**TASK DIRECTIONS:** Exactly as written, return the entries below, minus any pictures.

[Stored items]
··········
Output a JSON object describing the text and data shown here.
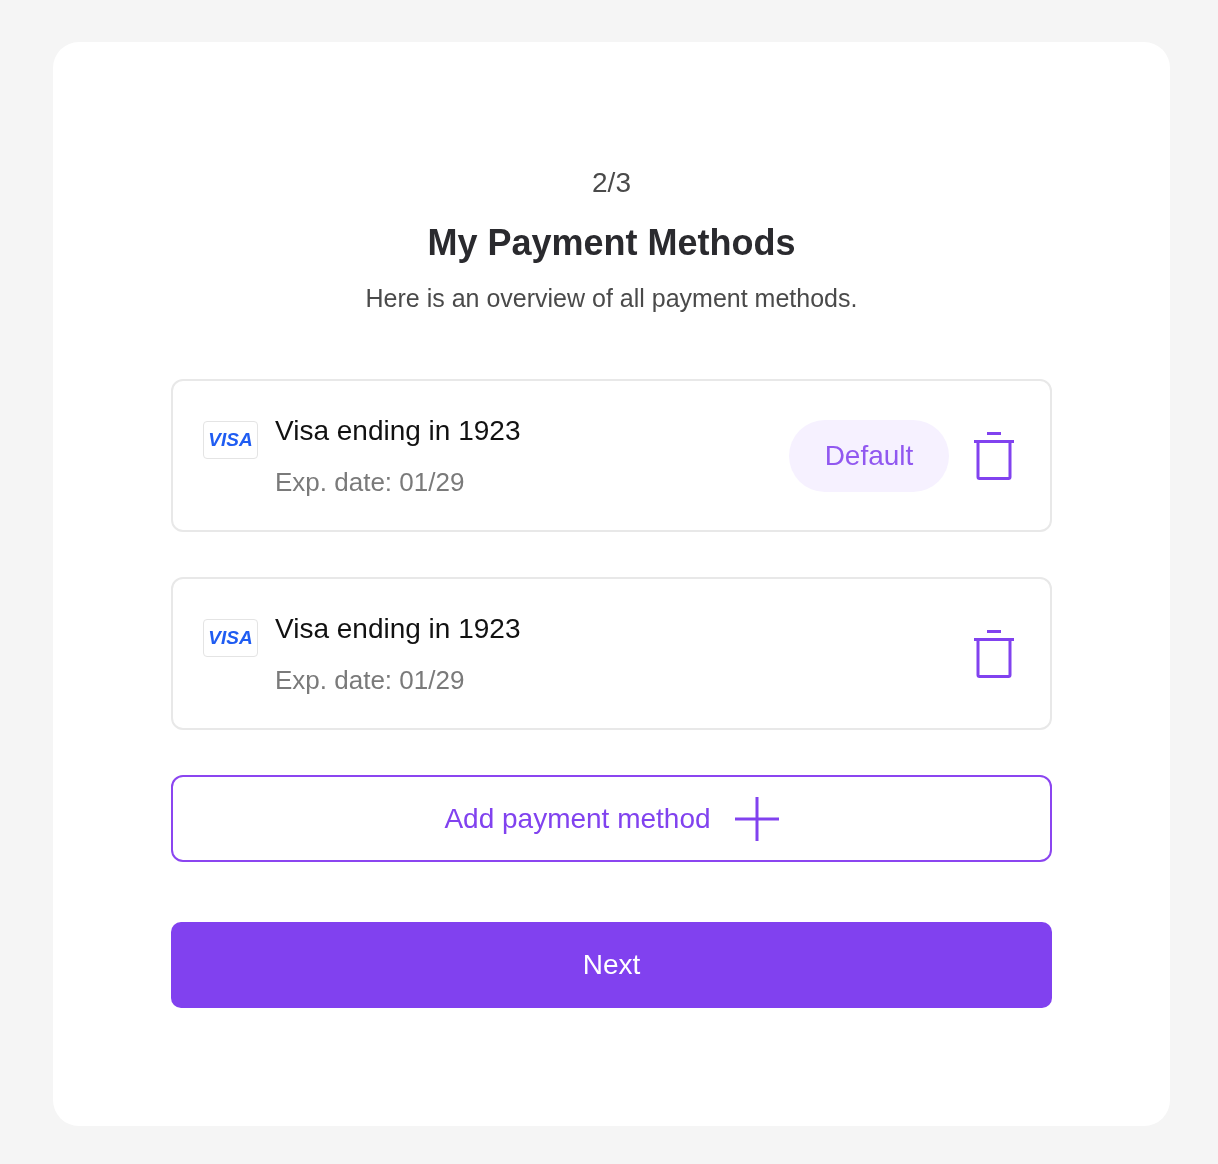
{
  "step": "2/3",
  "title": "My Payment Methods",
  "subtitle": "Here is an overview of all payment methods.",
  "payment_methods": [
    {
      "logo": "VISA",
      "name": "Visa ending in 1923",
      "expiry": "Exp. date: 01/29",
      "badge": "Default"
    },
    {
      "logo": "VISA",
      "name": "Visa ending in 1923",
      "expiry": "Exp. date: 01/29"
    }
  ],
  "add_button": {
    "label": "Add payment method"
  },
  "next_button": {
    "label": "Next"
  }
}
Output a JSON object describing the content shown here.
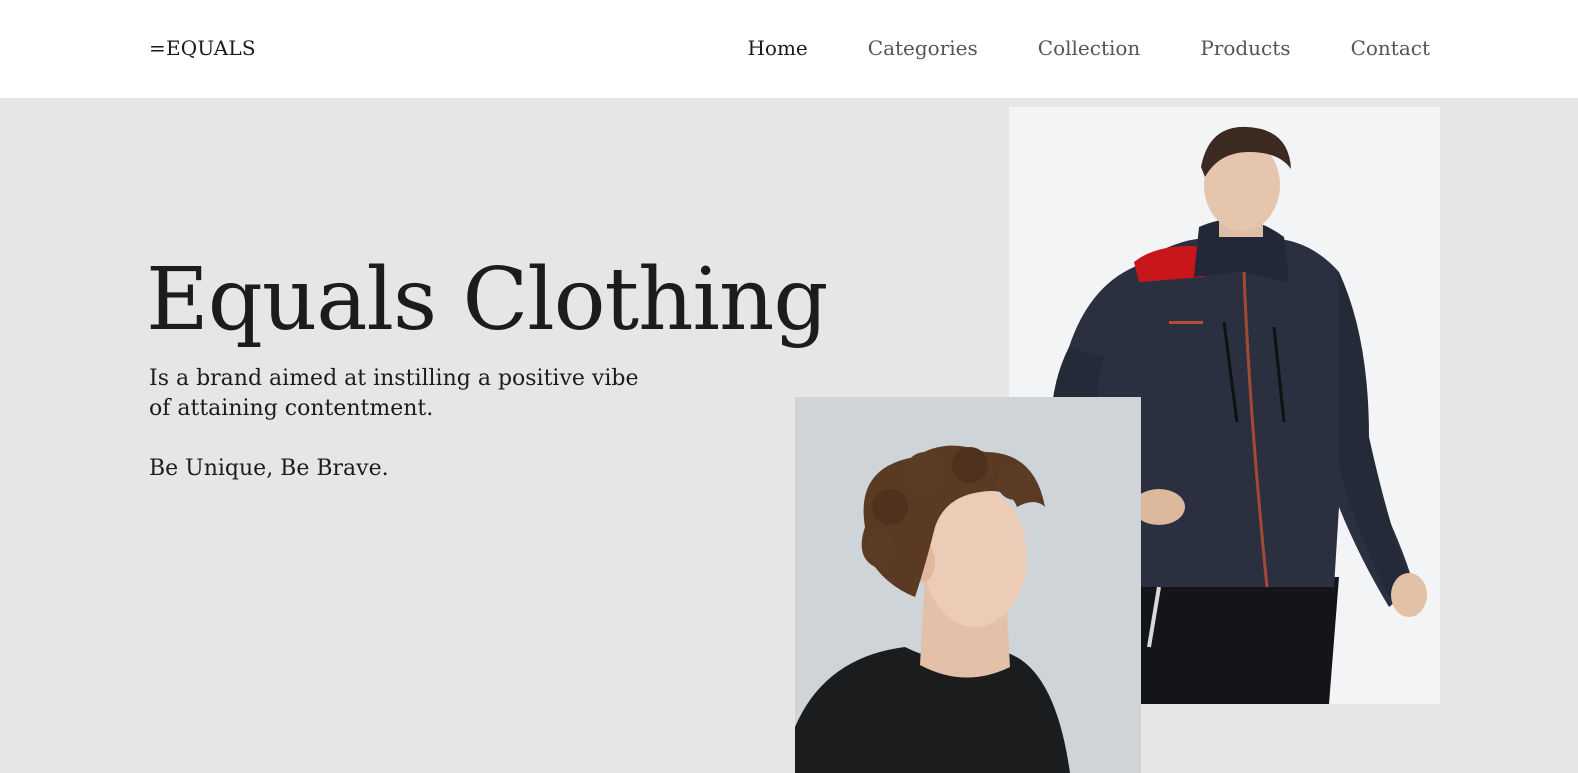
{
  "header": {
    "logo": "=EQUALS",
    "nav": [
      {
        "label": "Home",
        "active": true
      },
      {
        "label": "Categories",
        "active": false
      },
      {
        "label": "Collection",
        "active": false
      },
      {
        "label": "Products",
        "active": false
      },
      {
        "label": "Contact",
        "active": false
      }
    ]
  },
  "hero": {
    "title": "Equals Clothing",
    "description": "Is a brand aimed at instilling a positive vibe of attaining contentment.",
    "slogan": "Be Unique, Be Brave."
  },
  "colors": {
    "background": "#e6e6e7",
    "header_bg": "#ffffff",
    "text": "#1c1c1c",
    "nav_inactive": "#555555"
  }
}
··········
**RESULT OF THE TASK:**
Output a JSON object describing the text and data shown here.
{
  "step": "2/3",
  "title": "My Payment Methods",
  "subtitle": "Here is an overview of all payment methods.",
  "payment_methods": [
    {
      "logo": "VISA",
      "name": "Visa ending in 1923",
      "expiry": "Exp. date: 01/29",
      "badge": "Default"
    },
    {
      "logo": "VISA",
      "name": "Visa ending in 1923",
      "expiry": "Exp. date: 01/29"
    }
  ],
  "add_button": {
    "label": "Add payment method"
  },
  "next_button": {
    "label": "Next"
  }
}
Output a JSON object describing the content shown here.
{
  "header": {
    "logo": "=EQUALS",
    "nav": [
      {
        "label": "Home",
        "active": true
      },
      {
        "label": "Categories",
        "active": false
      },
      {
        "label": "Collection",
        "active": false
      },
      {
        "label": "Products",
        "active": false
      },
      {
        "label": "Contact",
        "active": false
      }
    ]
  },
  "hero": {
    "title": "Equals Clothing",
    "description": "Is a brand aimed at instilling a positive vibe of attaining contentment.",
    "slogan": "Be Unique, Be Brave."
  },
  "colors": {
    "background": "#e6e6e7",
    "header_bg": "#ffffff",
    "text": "#1c1c1c",
    "nav_inactive": "#555555"
  }
}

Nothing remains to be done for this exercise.